YOUR INSTRUCTIONS => Could you show each line of the records that contains the word "this"?
::: EXERCISE DATA :::
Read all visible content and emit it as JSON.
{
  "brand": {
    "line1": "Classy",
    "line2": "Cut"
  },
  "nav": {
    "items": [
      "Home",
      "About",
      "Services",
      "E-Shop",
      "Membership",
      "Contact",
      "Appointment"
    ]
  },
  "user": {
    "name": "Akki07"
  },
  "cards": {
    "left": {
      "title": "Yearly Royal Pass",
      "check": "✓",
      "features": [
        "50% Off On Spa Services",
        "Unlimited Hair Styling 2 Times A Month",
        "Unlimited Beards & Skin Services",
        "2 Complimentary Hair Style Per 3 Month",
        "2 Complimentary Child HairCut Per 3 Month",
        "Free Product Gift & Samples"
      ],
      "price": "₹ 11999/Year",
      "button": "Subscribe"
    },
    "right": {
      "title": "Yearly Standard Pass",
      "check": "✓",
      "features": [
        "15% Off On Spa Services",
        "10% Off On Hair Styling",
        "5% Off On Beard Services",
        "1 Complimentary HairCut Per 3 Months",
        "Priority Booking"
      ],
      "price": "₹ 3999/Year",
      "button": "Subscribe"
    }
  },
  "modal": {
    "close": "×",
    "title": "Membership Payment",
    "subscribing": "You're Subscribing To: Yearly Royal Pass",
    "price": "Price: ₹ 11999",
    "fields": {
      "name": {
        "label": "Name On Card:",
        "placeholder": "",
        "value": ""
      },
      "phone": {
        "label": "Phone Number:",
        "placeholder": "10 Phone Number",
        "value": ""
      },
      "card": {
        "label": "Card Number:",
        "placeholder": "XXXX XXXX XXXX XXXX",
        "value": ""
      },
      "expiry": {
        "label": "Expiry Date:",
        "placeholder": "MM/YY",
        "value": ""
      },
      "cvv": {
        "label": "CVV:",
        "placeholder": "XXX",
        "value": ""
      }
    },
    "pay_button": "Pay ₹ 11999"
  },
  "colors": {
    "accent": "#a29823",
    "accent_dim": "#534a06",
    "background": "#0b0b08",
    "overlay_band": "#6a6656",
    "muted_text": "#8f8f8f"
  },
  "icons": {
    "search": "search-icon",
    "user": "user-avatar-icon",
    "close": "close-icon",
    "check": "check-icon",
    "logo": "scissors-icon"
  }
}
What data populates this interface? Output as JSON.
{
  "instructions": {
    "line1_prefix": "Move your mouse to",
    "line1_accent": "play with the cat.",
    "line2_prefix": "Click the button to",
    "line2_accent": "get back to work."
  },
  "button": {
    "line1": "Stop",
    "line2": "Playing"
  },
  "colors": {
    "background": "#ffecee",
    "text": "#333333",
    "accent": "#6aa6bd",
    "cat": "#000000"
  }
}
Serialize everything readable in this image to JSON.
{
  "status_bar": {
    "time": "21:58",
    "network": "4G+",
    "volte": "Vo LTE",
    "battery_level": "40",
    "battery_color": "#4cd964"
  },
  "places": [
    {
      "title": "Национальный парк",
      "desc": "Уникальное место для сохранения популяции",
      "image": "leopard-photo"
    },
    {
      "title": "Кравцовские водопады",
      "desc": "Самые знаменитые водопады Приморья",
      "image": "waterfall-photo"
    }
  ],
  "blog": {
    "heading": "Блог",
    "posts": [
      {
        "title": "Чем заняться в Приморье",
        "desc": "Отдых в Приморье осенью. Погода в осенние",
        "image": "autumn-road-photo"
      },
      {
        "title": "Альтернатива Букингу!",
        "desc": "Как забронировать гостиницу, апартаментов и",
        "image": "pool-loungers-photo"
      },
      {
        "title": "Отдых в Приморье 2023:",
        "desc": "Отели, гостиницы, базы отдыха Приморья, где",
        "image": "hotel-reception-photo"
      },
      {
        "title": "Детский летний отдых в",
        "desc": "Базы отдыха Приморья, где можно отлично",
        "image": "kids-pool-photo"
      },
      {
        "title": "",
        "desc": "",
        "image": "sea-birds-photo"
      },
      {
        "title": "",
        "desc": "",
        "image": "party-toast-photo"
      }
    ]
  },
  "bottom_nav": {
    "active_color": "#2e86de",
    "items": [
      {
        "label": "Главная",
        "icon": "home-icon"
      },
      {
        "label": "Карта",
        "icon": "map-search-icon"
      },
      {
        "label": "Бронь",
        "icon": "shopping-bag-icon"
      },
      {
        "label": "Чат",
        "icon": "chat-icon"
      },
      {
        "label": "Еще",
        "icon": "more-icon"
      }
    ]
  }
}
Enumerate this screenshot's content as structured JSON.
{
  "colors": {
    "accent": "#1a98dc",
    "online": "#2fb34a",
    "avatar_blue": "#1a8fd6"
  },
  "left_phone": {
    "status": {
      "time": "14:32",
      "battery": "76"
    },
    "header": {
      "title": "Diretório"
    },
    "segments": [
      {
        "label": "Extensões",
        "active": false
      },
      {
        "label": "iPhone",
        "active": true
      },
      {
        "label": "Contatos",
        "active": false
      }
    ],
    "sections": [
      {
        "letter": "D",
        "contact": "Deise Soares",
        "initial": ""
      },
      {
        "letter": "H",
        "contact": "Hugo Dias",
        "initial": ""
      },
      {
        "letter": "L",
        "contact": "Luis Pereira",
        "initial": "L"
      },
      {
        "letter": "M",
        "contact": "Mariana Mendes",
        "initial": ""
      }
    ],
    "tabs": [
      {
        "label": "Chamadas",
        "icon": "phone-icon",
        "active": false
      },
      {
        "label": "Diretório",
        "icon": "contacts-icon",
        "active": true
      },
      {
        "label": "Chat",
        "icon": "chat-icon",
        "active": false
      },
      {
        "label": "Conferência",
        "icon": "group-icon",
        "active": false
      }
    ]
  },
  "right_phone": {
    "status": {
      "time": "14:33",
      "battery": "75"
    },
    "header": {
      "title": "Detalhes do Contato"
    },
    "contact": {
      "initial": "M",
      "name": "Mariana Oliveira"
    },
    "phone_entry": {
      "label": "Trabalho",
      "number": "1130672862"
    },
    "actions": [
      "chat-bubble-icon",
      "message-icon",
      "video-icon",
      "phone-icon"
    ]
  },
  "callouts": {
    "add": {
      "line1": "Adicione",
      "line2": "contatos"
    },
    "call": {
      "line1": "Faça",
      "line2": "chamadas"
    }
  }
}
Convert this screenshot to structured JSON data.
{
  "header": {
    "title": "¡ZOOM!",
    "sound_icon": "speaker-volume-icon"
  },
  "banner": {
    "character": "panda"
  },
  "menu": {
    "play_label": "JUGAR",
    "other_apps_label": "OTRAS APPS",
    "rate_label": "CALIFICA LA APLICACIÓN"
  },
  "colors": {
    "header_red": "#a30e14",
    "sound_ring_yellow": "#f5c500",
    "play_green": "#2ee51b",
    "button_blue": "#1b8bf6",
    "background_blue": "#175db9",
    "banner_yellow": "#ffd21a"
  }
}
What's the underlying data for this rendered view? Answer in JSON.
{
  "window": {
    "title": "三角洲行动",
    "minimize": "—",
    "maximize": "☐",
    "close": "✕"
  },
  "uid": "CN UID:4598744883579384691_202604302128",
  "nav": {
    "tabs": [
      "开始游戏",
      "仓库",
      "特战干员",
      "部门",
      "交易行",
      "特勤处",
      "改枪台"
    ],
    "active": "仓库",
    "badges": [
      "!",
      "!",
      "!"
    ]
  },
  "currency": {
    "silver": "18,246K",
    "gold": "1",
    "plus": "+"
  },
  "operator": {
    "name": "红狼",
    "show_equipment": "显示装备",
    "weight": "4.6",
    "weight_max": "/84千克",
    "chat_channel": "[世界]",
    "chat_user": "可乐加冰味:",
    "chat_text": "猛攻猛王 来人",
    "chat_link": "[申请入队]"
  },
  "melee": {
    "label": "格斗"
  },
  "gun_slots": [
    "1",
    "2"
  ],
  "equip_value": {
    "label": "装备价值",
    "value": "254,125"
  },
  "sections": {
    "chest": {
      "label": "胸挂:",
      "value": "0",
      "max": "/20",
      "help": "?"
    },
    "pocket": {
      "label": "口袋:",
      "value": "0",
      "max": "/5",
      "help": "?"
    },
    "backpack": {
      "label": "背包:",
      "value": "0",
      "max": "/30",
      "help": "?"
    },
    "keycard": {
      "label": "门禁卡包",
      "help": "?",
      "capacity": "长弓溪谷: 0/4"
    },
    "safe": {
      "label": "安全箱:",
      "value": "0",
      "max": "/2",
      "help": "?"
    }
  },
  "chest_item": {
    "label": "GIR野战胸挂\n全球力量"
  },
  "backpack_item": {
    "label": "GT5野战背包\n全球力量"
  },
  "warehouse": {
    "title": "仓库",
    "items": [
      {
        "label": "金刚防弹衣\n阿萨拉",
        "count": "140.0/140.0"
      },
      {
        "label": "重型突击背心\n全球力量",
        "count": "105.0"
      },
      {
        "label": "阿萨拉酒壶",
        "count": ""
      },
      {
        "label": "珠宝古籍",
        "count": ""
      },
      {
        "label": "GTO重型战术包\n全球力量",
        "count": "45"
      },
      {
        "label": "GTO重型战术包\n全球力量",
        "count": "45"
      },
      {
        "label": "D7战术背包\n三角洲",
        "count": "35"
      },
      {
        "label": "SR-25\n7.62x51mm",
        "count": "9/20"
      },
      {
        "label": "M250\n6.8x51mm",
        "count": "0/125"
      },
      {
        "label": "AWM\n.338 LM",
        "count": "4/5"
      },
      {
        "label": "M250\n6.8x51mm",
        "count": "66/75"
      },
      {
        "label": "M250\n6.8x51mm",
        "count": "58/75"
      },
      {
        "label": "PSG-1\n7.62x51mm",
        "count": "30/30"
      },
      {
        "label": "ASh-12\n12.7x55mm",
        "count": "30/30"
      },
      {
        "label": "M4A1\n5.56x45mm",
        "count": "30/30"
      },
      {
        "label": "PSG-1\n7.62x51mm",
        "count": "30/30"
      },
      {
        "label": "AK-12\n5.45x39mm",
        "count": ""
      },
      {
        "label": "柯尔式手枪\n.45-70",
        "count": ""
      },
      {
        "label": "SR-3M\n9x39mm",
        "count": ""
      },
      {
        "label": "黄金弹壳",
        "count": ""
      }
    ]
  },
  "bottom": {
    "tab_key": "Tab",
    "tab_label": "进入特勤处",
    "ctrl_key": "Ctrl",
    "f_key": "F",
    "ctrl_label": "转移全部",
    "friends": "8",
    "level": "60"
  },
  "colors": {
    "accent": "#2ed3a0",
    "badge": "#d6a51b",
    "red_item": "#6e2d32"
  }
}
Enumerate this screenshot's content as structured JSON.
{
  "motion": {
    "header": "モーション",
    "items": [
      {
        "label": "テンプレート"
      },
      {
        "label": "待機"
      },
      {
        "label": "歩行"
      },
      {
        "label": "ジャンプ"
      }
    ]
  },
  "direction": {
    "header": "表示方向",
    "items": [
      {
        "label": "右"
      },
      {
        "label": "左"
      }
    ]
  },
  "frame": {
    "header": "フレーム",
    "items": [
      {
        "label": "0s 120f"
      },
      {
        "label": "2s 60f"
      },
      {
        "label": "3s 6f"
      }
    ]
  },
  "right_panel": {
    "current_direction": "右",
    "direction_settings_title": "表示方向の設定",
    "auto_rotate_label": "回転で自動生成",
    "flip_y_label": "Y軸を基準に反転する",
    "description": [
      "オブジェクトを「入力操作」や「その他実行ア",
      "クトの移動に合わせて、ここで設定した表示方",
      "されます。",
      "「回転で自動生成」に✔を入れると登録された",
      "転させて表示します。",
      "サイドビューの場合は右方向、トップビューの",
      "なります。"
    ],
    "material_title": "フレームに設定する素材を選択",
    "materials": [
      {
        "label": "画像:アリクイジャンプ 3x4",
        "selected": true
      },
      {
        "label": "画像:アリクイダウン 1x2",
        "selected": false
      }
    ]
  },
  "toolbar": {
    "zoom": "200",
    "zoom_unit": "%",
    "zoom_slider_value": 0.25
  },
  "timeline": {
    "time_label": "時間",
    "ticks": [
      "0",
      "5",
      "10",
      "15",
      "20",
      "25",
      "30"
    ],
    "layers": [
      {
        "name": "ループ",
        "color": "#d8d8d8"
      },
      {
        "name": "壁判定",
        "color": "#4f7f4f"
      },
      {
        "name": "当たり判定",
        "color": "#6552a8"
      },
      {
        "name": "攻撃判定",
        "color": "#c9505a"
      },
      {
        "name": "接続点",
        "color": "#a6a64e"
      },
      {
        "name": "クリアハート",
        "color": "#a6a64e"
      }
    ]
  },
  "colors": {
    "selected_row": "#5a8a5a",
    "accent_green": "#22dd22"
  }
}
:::
OUTPUT OF THE EXERCISE =>
What data populates this interface? Output as JSON.
Serialize everything readable in this image to JSON.
Enumerate this screenshot's content as structured JSON.
Convert this screenshot to structured JSON data.
What's the underlying data for this rendered view? Answer in JSON.
Enumerate this screenshot's content as structured JSON.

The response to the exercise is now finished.